Gulu, Uganda | THE INDEPENDENT | Gulu District Health Department has raised a red flag on the rising cases of uterine fibroids as the affected women shun treatment for fear of stigma. Fibroids are abnormal growths in or on a woman’s uterus with the enlargement of tumours, which manifests with irregular menstrual bleeding and chronic pain in the pelvic among others.
At least 110 women have been admitted to different health facilities in Gulu with fibroids over the last two years. The condition is predominant among women between 20 and 35 years of age. Forty-four women were admitted to various health facilities in the District in 2019 with fibroids. The number increased to 68 women in 2020.
St. Mary’s Hospital Lacor registered the highest number of cases in December last year with 25 women. Romanson Elvis Okello, a Biostatistician at Gulu District Health Department told URN recently that the condition accounts for 0.8% of general admissions in the health facilities in the district. Okello explains that the district is still struggling to ascertain the factors explaining the rise in the condition.

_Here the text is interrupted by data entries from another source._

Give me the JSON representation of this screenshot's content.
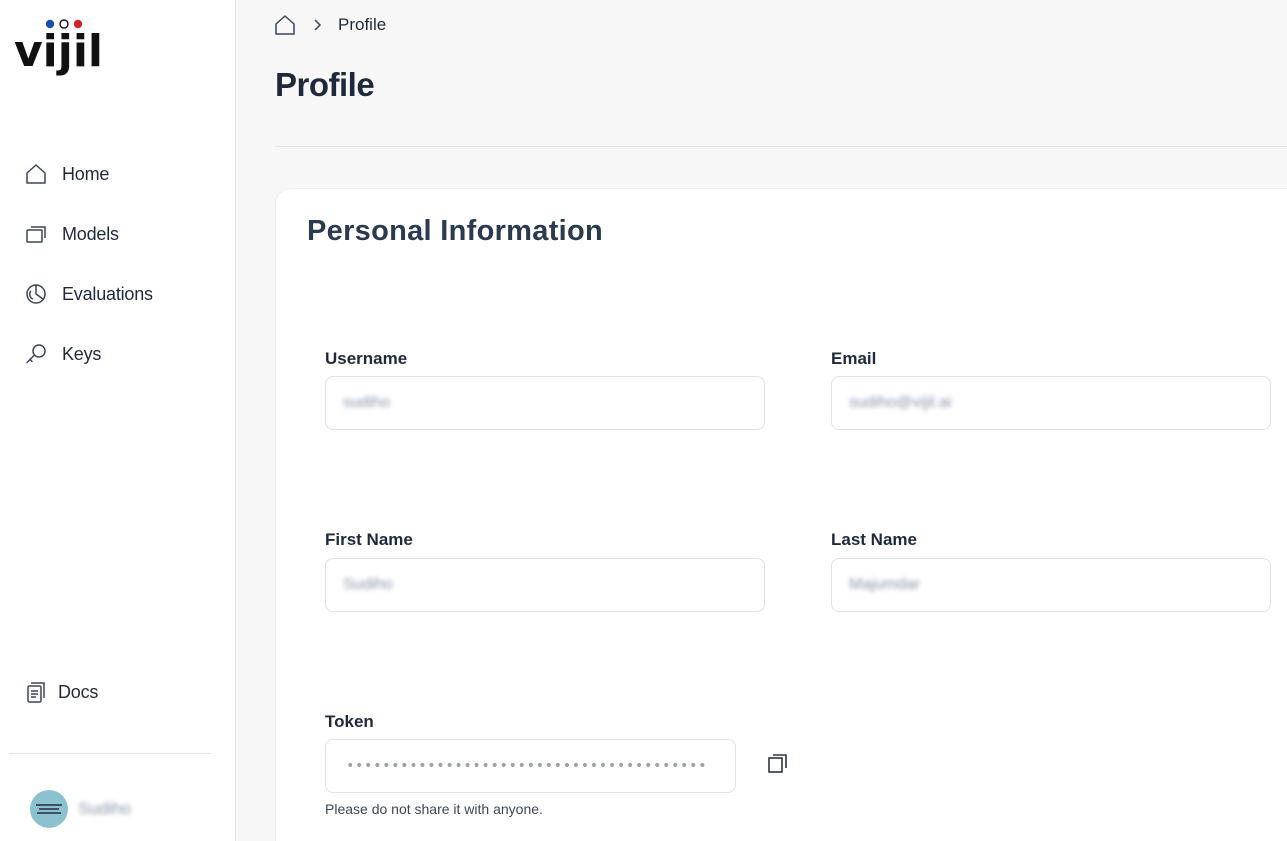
{
  "brand": {
    "logo_text": "vijil",
    "dot_colors": [
      "#1c4fb0",
      "#ffffff",
      "#d4242a"
    ]
  },
  "sidebar": {
    "items": [
      {
        "label": "Home",
        "icon": "home-icon"
      },
      {
        "label": "Models",
        "icon": "models-icon"
      },
      {
        "label": "Evaluations",
        "icon": "evaluations-icon"
      },
      {
        "label": "Keys",
        "icon": "key-icon"
      }
    ],
    "docs": {
      "label": "Docs",
      "icon": "docs-icon"
    },
    "user": {
      "name": "Sudiho"
    }
  },
  "breadcrumb": {
    "current": "Profile"
  },
  "page": {
    "title": "Profile"
  },
  "personal_info": {
    "title": "Personal Information",
    "username": {
      "label": "Username",
      "value": "sudiho"
    },
    "email": {
      "label": "Email",
      "value": "sudiho@vijil.ai"
    },
    "first_name": {
      "label": "First Name",
      "value": "Sudiho"
    },
    "last_name": {
      "label": "Last Name",
      "value": "Majumdar"
    },
    "token": {
      "label": "Token",
      "masked_value": "••••••••••••••••••••••••••••••••••••••••",
      "hint": "Please do not share it with anyone."
    }
  },
  "colors": {
    "text_primary": "#1e2a3b",
    "border": "#dfe2e7",
    "page_bg": "#f7f7f7",
    "avatar_bg": "#8cc1d0"
  }
}
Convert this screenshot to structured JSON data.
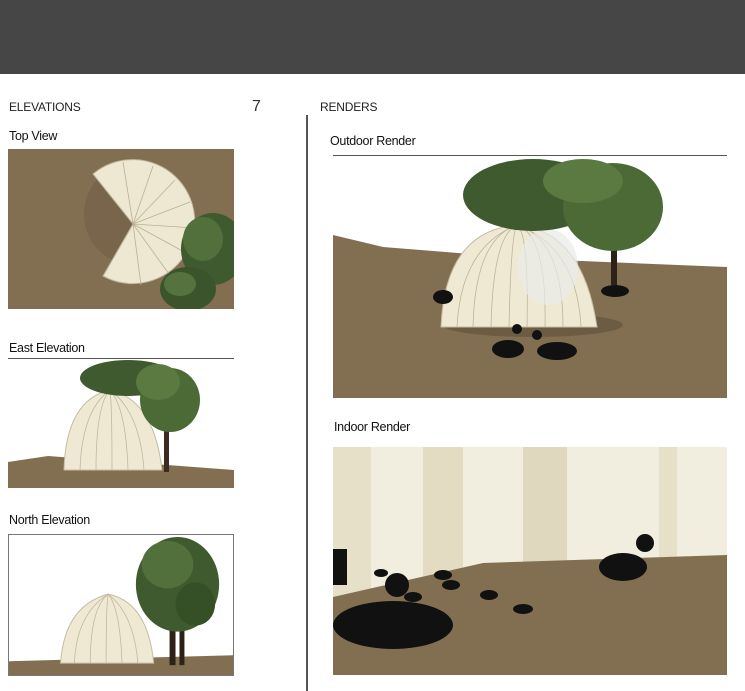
{
  "left": {
    "heading": "ELEVATIONS",
    "page_number": "7",
    "views": {
      "top": "Top View",
      "east": "East Elevation",
      "north": "North Elevation"
    }
  },
  "right": {
    "heading": "RENDERS",
    "outdoor": "Outdoor Render",
    "indoor": "Indoor Render"
  },
  "colors": {
    "header_bar": "#464646",
    "ground": "#826f52",
    "shell": "#efe9d4",
    "foliage": "#3f5a2e",
    "silhouette": "#111111"
  }
}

Dr. Baifa Arwenyo, the Head of the Gynecology Ward at Gulu Regional Referral Hospital revealed that the unit currently receives between 4 to 6 women with the condition on a weekly basis. She revealed that three women undergo operation within a week, adding that many of the women report to the facility with advanced conditions of the disease.

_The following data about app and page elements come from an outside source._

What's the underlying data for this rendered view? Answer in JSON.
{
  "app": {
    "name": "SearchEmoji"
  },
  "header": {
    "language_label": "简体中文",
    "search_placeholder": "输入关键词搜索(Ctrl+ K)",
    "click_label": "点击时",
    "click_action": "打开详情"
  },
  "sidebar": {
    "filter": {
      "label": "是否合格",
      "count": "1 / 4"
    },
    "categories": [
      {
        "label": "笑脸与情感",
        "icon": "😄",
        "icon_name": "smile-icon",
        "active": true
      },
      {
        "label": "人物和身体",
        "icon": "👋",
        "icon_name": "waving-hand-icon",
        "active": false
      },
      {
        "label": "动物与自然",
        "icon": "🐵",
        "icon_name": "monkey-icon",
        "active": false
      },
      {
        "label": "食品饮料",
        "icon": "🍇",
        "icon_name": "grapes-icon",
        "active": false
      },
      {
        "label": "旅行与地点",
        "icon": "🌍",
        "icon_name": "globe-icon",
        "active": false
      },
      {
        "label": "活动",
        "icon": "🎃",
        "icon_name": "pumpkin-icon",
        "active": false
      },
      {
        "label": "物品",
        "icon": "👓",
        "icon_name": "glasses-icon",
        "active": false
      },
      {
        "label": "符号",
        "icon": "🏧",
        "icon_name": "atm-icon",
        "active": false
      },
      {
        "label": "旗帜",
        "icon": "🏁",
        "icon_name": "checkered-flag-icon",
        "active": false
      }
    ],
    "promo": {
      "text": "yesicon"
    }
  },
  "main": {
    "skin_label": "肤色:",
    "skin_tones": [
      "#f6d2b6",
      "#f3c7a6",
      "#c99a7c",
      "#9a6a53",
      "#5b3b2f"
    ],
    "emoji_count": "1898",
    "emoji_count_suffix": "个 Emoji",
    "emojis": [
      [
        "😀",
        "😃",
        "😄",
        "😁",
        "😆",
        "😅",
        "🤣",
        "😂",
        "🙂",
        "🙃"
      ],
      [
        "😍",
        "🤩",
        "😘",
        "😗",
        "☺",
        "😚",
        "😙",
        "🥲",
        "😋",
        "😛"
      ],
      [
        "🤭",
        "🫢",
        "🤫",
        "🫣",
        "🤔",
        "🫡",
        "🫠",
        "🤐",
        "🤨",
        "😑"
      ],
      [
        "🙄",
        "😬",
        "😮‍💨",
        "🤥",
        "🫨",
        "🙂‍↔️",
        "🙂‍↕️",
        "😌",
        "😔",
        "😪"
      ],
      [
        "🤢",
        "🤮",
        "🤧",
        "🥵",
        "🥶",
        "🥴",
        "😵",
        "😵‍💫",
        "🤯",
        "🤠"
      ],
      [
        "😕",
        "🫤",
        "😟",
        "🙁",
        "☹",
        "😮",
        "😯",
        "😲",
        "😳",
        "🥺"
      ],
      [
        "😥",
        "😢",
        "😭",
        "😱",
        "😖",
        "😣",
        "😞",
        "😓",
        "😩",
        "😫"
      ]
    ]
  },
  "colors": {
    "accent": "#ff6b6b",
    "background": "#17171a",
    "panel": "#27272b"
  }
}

Arwenyo explained that many of the women are afraid of discussing the condition with their husbands and thereby end up avoiding treatment at an early stage due to stigma. She however noted that the disease is mostly showing up in women who overly take long to get pregnant and shun exclusive breastfeeding among others.

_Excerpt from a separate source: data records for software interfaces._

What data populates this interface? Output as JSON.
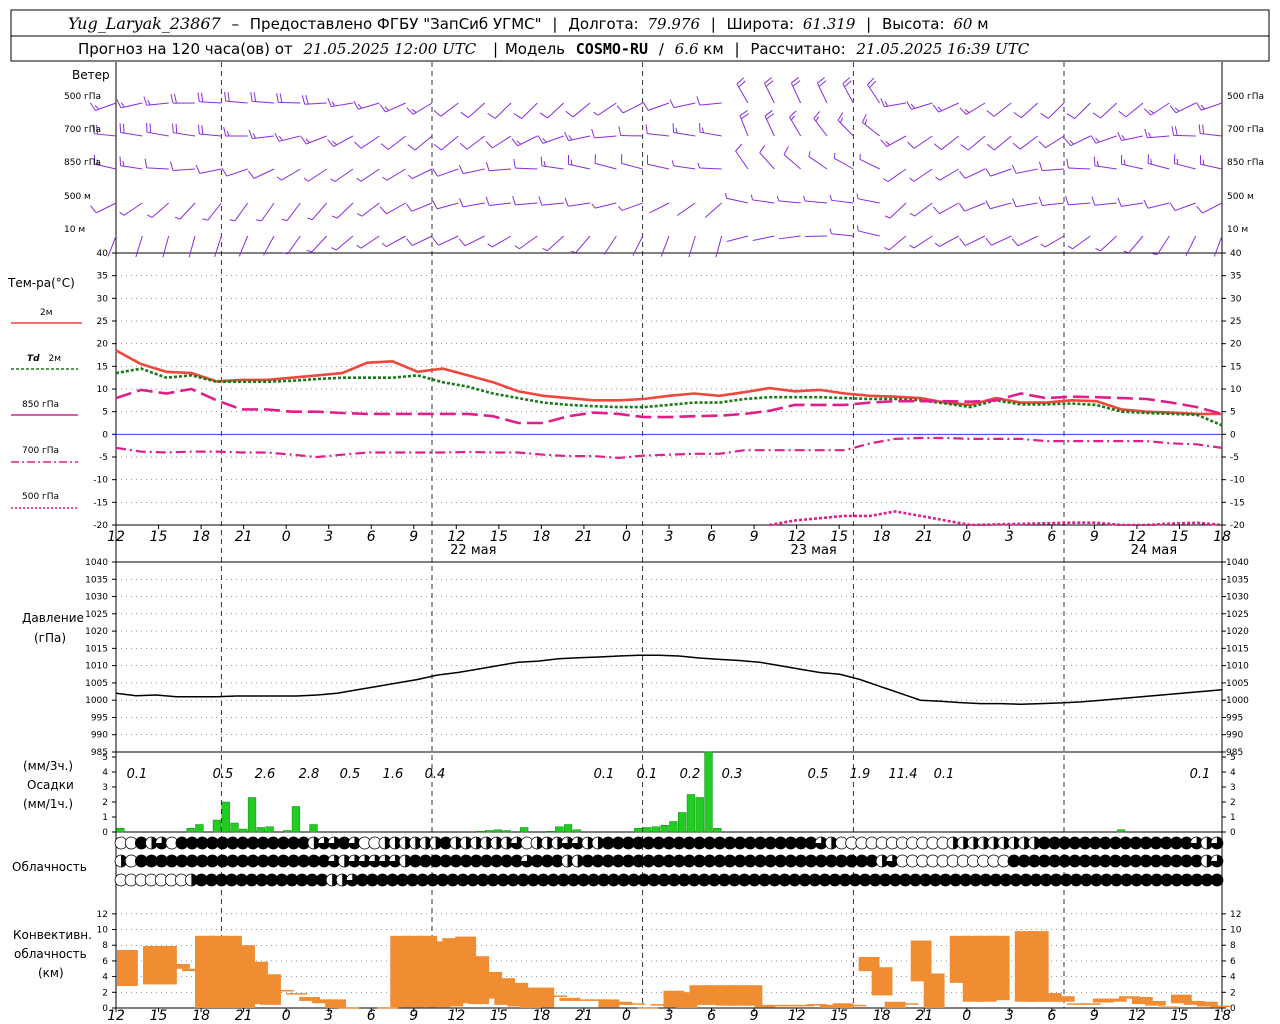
{
  "header": {
    "station": "Yug_Laryak_23867",
    "provider": "Предоставлено ФГБУ \"ЗапСиб УГМС\"",
    "lon_label": "Долгота:",
    "lon_value": "79.976",
    "lat_label": "Широта:",
    "lat_value": "61.319",
    "alt_label": "Высота:",
    "alt_value": "60",
    "alt_unit": "м",
    "forecast_prefix": "Прогноз на 120 часа(ов) от",
    "forecast_time": "21.05.2025 12:00 UTC",
    "model_label": "Модель",
    "model_name": "COSMO-RU",
    "model_res": "6.6",
    "model_res_unit": "км",
    "calc_label": "Рассчитано:",
    "calc_time": "21.05.2025 16:39 UTC"
  },
  "labels": {
    "wind": "Ветер",
    "wind_levels": [
      "500 гПа",
      "700 гПа",
      "850 гПа",
      "500 м",
      "10 м"
    ],
    "temp_title": "Тем-ра(°C)",
    "legend_2m": "2м",
    "legend_td": "Td",
    "legend_td_unit": "2м",
    "legend_850": "850 гПа",
    "legend_700": "700 гПа",
    "legend_500": "500 гПа",
    "pressure_1": "Давление",
    "pressure_2": "(гПа)",
    "precip_1": "(мм/3ч.)",
    "precip_2": "Осадки",
    "precip_3": "(мм/1ч.)",
    "cloud": "Облачность",
    "conv_1": "Конвективн.",
    "conv_2": "облачность",
    "conv_3": "(км)"
  },
  "colors": {
    "wind": "#8a2be2",
    "t2m": "#f0463c",
    "td2m": "#1a7a1a",
    "t850": "#e0208a",
    "t700": "#e0208a",
    "t500": "#e0208a",
    "pressure": "#000000",
    "precip": "#22cc22",
    "convective": "#f08c32"
  },
  "chart_data": [
    {
      "type": "line",
      "title": "Тем-ра(°C)",
      "x_hours_labels": [
        "12",
        "15",
        "18",
        "21",
        "0",
        "3",
        "6",
        "9",
        "12",
        "15",
        "18",
        "21",
        "0",
        "3",
        "6",
        "9",
        "12",
        "15",
        "18",
        "21",
        "0",
        "3",
        "6",
        "9",
        "12",
        "15",
        "18"
      ],
      "dates": [
        "22 мая",
        "23 мая",
        "24 мая"
      ],
      "ylim": [
        -20,
        40
      ],
      "yticks": [
        -20,
        -15,
        -10,
        -5,
        0,
        5,
        10,
        15,
        20,
        25,
        30,
        35,
        40
      ],
      "series": [
        {
          "name": "2м",
          "values": [
            18.5,
            15.5,
            13.8,
            13.5,
            11.7,
            12,
            12,
            12.5,
            13,
            13.5,
            15.8,
            16.1,
            13.8,
            14.5,
            13,
            11.5,
            9.5,
            8.5,
            8,
            7.5,
            7.5,
            7.8,
            8.5,
            9,
            8.5,
            9.3,
            10.2,
            9.5,
            9.8,
            9,
            8.5,
            8.3,
            8,
            7,
            6.5,
            8,
            7,
            7,
            7.5,
            7.3,
            5.5,
            5,
            4.8,
            4.5,
            4.5
          ]
        },
        {
          "name": "Td 2м",
          "values": [
            13.5,
            14.5,
            12.5,
            13,
            11.6,
            11.6,
            11.6,
            11.8,
            12.2,
            12.5,
            12.5,
            12.5,
            13,
            11.5,
            10.5,
            9,
            8,
            7,
            6.5,
            6.2,
            6,
            6,
            6.5,
            7,
            7,
            7.8,
            8.2,
            8.2,
            8.2,
            8,
            7.8,
            7.8,
            7.5,
            6.8,
            6,
            7.5,
            6.6,
            6.6,
            6.8,
            6.5,
            5,
            4.7,
            4.5,
            4.3,
            2
          ]
        },
        {
          "name": "850 гПа",
          "values": [
            8,
            9.8,
            9,
            10,
            7.5,
            5.5,
            5.5,
            5,
            5,
            4.7,
            4.5,
            4.5,
            4.5,
            4.5,
            4.5,
            4,
            2.5,
            2.5,
            4,
            4.8,
            4.5,
            3.8,
            3.8,
            4,
            4.1,
            4.5,
            5.2,
            6.5,
            6.5,
            6.5,
            7,
            7.3,
            7.3,
            7.3,
            7.2,
            7.5,
            9,
            8,
            8.3,
            8.2,
            8,
            7.8,
            7,
            6,
            4.5
          ]
        },
        {
          "name": "700 гПа",
          "values": [
            -3,
            -3.8,
            -4,
            -3.8,
            -3.8,
            -4,
            -4,
            -4.5,
            -5,
            -4.5,
            -4,
            -4,
            -4,
            -4,
            -3.9,
            -4,
            -4,
            -4.5,
            -4.8,
            -4.8,
            -5.2,
            -4.7,
            -4.5,
            -4.3,
            -4.3,
            -3.5,
            -3.5,
            -3.5,
            -3.5,
            -3.5,
            -2,
            -1,
            -0.8,
            -0.8,
            -1,
            -1,
            -1,
            -1.5,
            -1.5,
            -1.5,
            -1.5,
            -1.5,
            -2,
            -2.2,
            -3
          ]
        },
        {
          "name": "500 гПа",
          "values": [
            -22,
            -22,
            -22,
            -22,
            -22,
            -22,
            -22,
            -22,
            -22,
            -22,
            -22,
            -22,
            -22,
            -22,
            -22,
            -22,
            -22,
            -22,
            -22,
            -22,
            -22,
            -22,
            -22,
            -22,
            -22,
            -22,
            -20,
            -19,
            -18.5,
            -18,
            -18,
            -17,
            -18,
            -19,
            -20,
            -21,
            -21,
            -21,
            -19.5,
            -19.5,
            -20,
            -20,
            -19.7,
            -19.5,
            -20
          ]
        }
      ]
    },
    {
      "type": "line",
      "title": "Давление",
      "ylim": [
        985,
        1040
      ],
      "yticks": [
        985,
        990,
        995,
        1000,
        1005,
        1010,
        1015,
        1020,
        1025,
        1030,
        1035,
        1040
      ],
      "series": [
        {
          "name": "Давление",
          "values": [
            1002,
            1001.3,
            1001.5,
            1001,
            1001,
            1001,
            1001.2,
            1001.2,
            1001.2,
            1001.2,
            1001.5,
            1002,
            1003,
            1004,
            1005,
            1006,
            1007.3,
            1008,
            1009,
            1010,
            1011,
            1011.3,
            1012,
            1012.3,
            1012.5,
            1012.8,
            1013,
            1013,
            1012.8,
            1012.2,
            1011.8,
            1011.5,
            1011,
            1010,
            1009,
            1008,
            1007.5,
            1006,
            1004,
            1002,
            1000,
            999.7,
            999.3,
            999,
            999,
            998.8,
            999,
            999.2,
            999.5,
            1000,
            1000.5,
            1001,
            1001.5,
            1002,
            1002.5,
            1003
          ]
        }
      ]
    },
    {
      "type": "bar",
      "title": "Осадки",
      "ylim": [
        0,
        5
      ],
      "yticks": [
        0,
        1,
        2,
        3,
        4,
        5
      ],
      "series": [
        {
          "name": "мм/1ч.",
          "values": [
            0.25,
            0,
            0,
            0,
            0,
            0,
            0,
            0,
            0.25,
            0.5,
            0,
            0.8,
            2,
            0.6,
            0.2,
            2.3,
            0.3,
            0.35,
            0,
            0.1,
            1.7,
            0,
            0.5,
            0,
            0,
            0,
            0,
            0,
            0,
            0,
            0,
            0,
            0,
            0,
            0,
            0,
            0,
            0,
            0,
            0,
            0,
            0.05,
            0.1,
            0.15,
            0.1,
            0,
            0.3,
            0,
            0,
            0.05,
            0.35,
            0.5,
            0.15,
            0,
            0,
            0,
            0,
            0,
            0,
            0.25,
            0.3,
            0.35,
            0.45,
            0.7,
            1.3,
            2.5,
            2.3,
            6,
            0.25,
            0,
            0,
            0,
            0,
            0,
            0,
            0,
            0,
            0,
            0,
            0,
            0,
            0,
            0,
            0,
            0,
            0,
            0,
            0,
            0,
            0,
            0,
            0,
            0,
            0,
            0,
            0,
            0,
            0,
            0,
            0,
            0,
            0,
            0,
            0,
            0,
            0,
            0,
            0,
            0,
            0,
            0,
            0,
            0,
            0,
            0.15,
            0
          ]
        }
      ],
      "labels_3h": [
        {
          "value": "0.1",
          "hour": "12"
        },
        {
          "value": "0.5",
          "hour": "21"
        },
        {
          "value": "2.6",
          "hour": "0"
        },
        {
          "value": "2.8",
          "hour": "3"
        },
        {
          "value": "0.5",
          "hour": "6"
        },
        {
          "value": "1.6",
          "hour": "9"
        },
        {
          "value": "0.4",
          "hour": "12"
        },
        {
          "value": "0.1",
          "hour": "0"
        },
        {
          "value": "0.1",
          "hour": "3"
        },
        {
          "value": "0.2",
          "hour": "6"
        },
        {
          "value": "0.3",
          "hour": "9"
        },
        {
          "value": "0.5",
          "hour": "15"
        },
        {
          "value": "1.9",
          "hour": "18"
        },
        {
          "value": "11.4",
          "hour": "21"
        },
        {
          "value": "0.1",
          "hour": "0"
        },
        {
          "value": "0.1",
          "hour": "18"
        }
      ]
    },
    {
      "type": "table",
      "title": "Облачность",
      "rows_fraction_eighths": [
        [
          0,
          0,
          8,
          4,
          6,
          0,
          8,
          8,
          8,
          8,
          8,
          8,
          8,
          8,
          8,
          8,
          8,
          8,
          8,
          4,
          6,
          6,
          8,
          6,
          0,
          0,
          4,
          4,
          4,
          4,
          4,
          4,
          8,
          4,
          4,
          4,
          4,
          4,
          4,
          6,
          0,
          4,
          4,
          4,
          6,
          6,
          4,
          4,
          8,
          8,
          8,
          8,
          8,
          8,
          8,
          8,
          8,
          8,
          8,
          8,
          8,
          8,
          8,
          8,
          8,
          8,
          8,
          8,
          8,
          6,
          4,
          0,
          0,
          0,
          0,
          0,
          0,
          0,
          0,
          0,
          0,
          0,
          4,
          4,
          4,
          4,
          4,
          4,
          4,
          4,
          4,
          8,
          8,
          8,
          8,
          8,
          8,
          8,
          8,
          8,
          8,
          8,
          8,
          8,
          8,
          8,
          6,
          4,
          6
        ],
        [
          4,
          0,
          8,
          8,
          8,
          8,
          8,
          8,
          8,
          8,
          8,
          8,
          8,
          8,
          8,
          8,
          8,
          8,
          8,
          8,
          8,
          6,
          4,
          6,
          6,
          6,
          6,
          6,
          4,
          8,
          8,
          8,
          8,
          8,
          8,
          8,
          8,
          8,
          8,
          8,
          6,
          8,
          8,
          8,
          4,
          4,
          8,
          8,
          8,
          8,
          8,
          8,
          8,
          8,
          8,
          8,
          8,
          8,
          8,
          8,
          8,
          8,
          8,
          8,
          8,
          8,
          8,
          8,
          8,
          8,
          8,
          8,
          8,
          8,
          8,
          4,
          6,
          0,
          0,
          0,
          0,
          0,
          0,
          0,
          0,
          0,
          0,
          0,
          8,
          8,
          8,
          8,
          8,
          8,
          8,
          8,
          8,
          8,
          8,
          8,
          8,
          8,
          8,
          8,
          8,
          8,
          8,
          4,
          6
        ],
        [
          0,
          0,
          0,
          0,
          0,
          0,
          0,
          4,
          8,
          8,
          8,
          8,
          8,
          8,
          8,
          8,
          8,
          8,
          8,
          8,
          8,
          4,
          4,
          6,
          8,
          8,
          8,
          8,
          8,
          8,
          8,
          8,
          8,
          8,
          8,
          8,
          8,
          8,
          8,
          8,
          8,
          8,
          8,
          8,
          8,
          8,
          8,
          8,
          8,
          8,
          8,
          8,
          8,
          8,
          8,
          8,
          8,
          8,
          8,
          8,
          8,
          8,
          8,
          8,
          8,
          8,
          8,
          8,
          8,
          8,
          8,
          8,
          8,
          8,
          8,
          8,
          8,
          8,
          8,
          8,
          8,
          8,
          8,
          8,
          8,
          8,
          8,
          8,
          8,
          8,
          8,
          8,
          8,
          8,
          8,
          8,
          8,
          8,
          8,
          8,
          8,
          8,
          8,
          8,
          8,
          8,
          8,
          8,
          8,
          8
        ]
      ]
    },
    {
      "type": "bar",
      "title": "Конвективн. облачность",
      "ylim": [
        0,
        13
      ],
      "yticks": [
        0,
        2,
        4,
        6,
        8,
        10,
        12
      ],
      "series": [
        {
          "name": "нижняя граница (км)",
          "values": [
            2.8,
            0,
            3.0,
            3.0,
            5.0,
            4.7,
            0,
            0,
            0,
            0,
            0.5,
            0.4,
            2.3,
            1.9,
            0.9,
            0.6,
            0.0,
            0.1,
            0.0,
            0.0,
            0.1,
            0.1,
            0.1,
            0.1,
            0.1,
            0.2,
            0.6,
            0.5,
            1.2,
            0.4,
            0.2,
            0.0,
            0.1,
            1.6,
            0.9,
            1.1,
            1.1,
            0.1,
            0.4,
            0.6,
            0.1,
            0.5,
            0.1,
            0.0,
            0.4,
            0.4,
            0.3,
            0.3,
            0.3,
            0.1,
            0.4,
            2.3,
            0.6,
            0.5,
            0.0,
            0.0,
            0.4,
            4.7,
            1.6,
            0.0,
            0.6,
            3.4,
            0.0,
            0.0,
            3.2,
            0.8,
            0.8,
            1.0,
            0.8,
            0.8,
            0.8,
            0.8,
            0.8,
            0.5,
            0.5,
            0.7,
            0.8,
            1.2,
            0.5,
            0.3,
            0.2,
            0.6,
            0.4,
            0.2,
            0.3
          ]
        },
        {
          "name": "верхняя граница (км)",
          "values": [
            7.4,
            0,
            7.9,
            7.9,
            5.6,
            5.0,
            9.2,
            9.2,
            9.2,
            8.0,
            5.9,
            4.3,
            2.3,
            1.9,
            1.4,
            1.1,
            1.1,
            0.1,
            0.0,
            0.0,
            0.1,
            9.2,
            9.2,
            9.2,
            8.5,
            8.9,
            9.1,
            6.6,
            4.6,
            3.8,
            3.2,
            2.6,
            2.6,
            1.6,
            1.3,
            1.1,
            1.1,
            1.1,
            0.8,
            0.6,
            0.1,
            0.5,
            2.2,
            2.0,
            2.9,
            2.9,
            2.9,
            2.9,
            2.9,
            0.4,
            0.4,
            0.4,
            0.4,
            0.5,
            0.4,
            0.6,
            0.4,
            6.5,
            5.2,
            0.8,
            0.6,
            8.6,
            4.4,
            0.0,
            9.2,
            9.2,
            9.2,
            9.2,
            0.0,
            9.8,
            9.8,
            1.9,
            1.5,
            0.6,
            0.6,
            1.2,
            1.2,
            1.5,
            1.4,
            0.9,
            0.2,
            1.7,
            0.9,
            0.8,
            0.3
          ]
        }
      ]
    },
    {
      "type": "scatter",
      "title": "Ветер",
      "levels": [
        "500 гПа",
        "700 гПа",
        "850 гПа",
        "500 м",
        "10 м"
      ],
      "description_values": [
        {
          "level": "500 гПа",
          "dir_deg": 250,
          "speed_ms": 15
        },
        {
          "level": "700 гПа",
          "dir_deg": 255,
          "speed_ms": 15
        },
        {
          "level": "850 гПа",
          "dir_deg": 260,
          "speed_ms": 10
        },
        {
          "level": "500 м",
          "dir_deg": 240,
          "speed_ms": 8
        },
        {
          "level": "10 м",
          "dir_deg": 220,
          "speed_ms": 4
        }
      ]
    }
  ]
}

Dr. Filda Anicia, the In-Charge of the Reproductive Health Uganda Clinic in Gulu, says they receive at least ten women with fibroids each week. She says that the women go to the facility for antenatal services thinking they are pregnant yet they have grown fibroids.
Tony Okello, a resident of Laroo-Pece Division in Gulu City, says he was afraid to discuss the condition his wife was going through with his family members for fear of stigma. “It’s was a very hard decision to take whether to share the problem we were going through with the parents until the condition required an operation,” Okello